→ **Work order**
Which lines below hold the word "Settings"? Report each one.

BEGIN

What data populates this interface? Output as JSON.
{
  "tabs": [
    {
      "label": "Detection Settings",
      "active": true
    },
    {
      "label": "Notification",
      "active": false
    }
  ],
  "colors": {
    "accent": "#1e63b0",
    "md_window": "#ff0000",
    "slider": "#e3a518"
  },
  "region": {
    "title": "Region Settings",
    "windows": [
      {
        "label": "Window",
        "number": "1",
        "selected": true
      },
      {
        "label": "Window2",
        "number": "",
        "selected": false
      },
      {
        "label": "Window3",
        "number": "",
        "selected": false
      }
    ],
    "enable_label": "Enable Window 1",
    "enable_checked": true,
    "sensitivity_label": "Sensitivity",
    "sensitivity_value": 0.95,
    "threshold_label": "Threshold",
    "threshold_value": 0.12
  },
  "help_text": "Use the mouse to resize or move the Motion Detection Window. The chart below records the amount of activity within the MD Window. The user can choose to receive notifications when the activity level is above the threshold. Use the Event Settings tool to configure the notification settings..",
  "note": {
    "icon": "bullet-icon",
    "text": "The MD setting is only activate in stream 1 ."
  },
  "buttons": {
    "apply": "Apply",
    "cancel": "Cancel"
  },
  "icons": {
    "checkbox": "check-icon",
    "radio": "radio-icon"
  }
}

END
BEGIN

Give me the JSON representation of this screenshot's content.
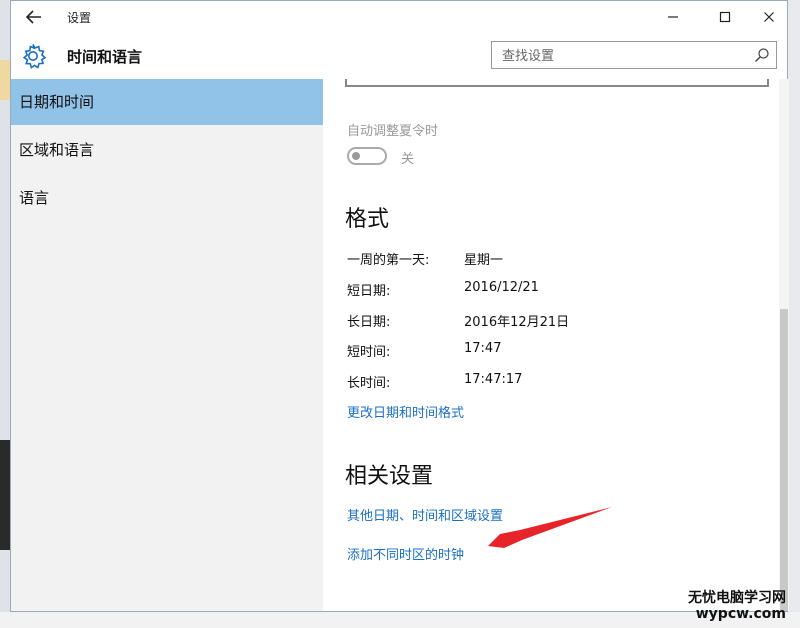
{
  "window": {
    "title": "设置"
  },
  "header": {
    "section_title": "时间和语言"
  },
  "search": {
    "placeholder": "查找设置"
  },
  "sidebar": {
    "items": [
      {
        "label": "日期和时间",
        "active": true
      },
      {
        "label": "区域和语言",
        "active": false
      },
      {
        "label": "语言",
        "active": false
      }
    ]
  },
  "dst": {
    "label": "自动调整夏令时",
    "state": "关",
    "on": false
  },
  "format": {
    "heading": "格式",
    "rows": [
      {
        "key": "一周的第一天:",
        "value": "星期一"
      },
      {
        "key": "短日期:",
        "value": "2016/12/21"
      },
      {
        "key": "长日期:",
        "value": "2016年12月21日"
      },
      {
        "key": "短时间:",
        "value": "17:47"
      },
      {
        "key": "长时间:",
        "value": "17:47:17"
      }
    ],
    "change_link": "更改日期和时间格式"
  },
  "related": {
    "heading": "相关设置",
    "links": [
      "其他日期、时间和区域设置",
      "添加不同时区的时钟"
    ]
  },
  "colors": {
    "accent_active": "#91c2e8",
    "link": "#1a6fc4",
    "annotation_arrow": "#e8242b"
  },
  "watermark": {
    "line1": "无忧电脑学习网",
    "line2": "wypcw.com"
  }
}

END
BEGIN

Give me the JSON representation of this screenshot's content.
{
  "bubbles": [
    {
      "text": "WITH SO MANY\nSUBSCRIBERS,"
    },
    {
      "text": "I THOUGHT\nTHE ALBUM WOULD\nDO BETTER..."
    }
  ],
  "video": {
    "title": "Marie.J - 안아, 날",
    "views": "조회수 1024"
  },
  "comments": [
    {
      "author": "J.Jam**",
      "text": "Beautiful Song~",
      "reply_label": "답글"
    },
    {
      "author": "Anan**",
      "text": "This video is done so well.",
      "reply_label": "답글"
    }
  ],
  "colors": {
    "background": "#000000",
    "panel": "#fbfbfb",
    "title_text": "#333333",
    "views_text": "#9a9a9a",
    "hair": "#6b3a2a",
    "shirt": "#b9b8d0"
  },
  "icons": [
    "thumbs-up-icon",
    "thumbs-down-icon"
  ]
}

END

→ **Reply to the exercise**
      "label": "Detection Settings",
    "title": "Region Settings",
  "help_text": "Use the mouse to resize or move the Motion Detection Window. The chart below records the amount of activity within the MD Window. The user can choose to receive notifications when the activity level is above the threshold. Use the Event Settings tool to configure the notification settings..",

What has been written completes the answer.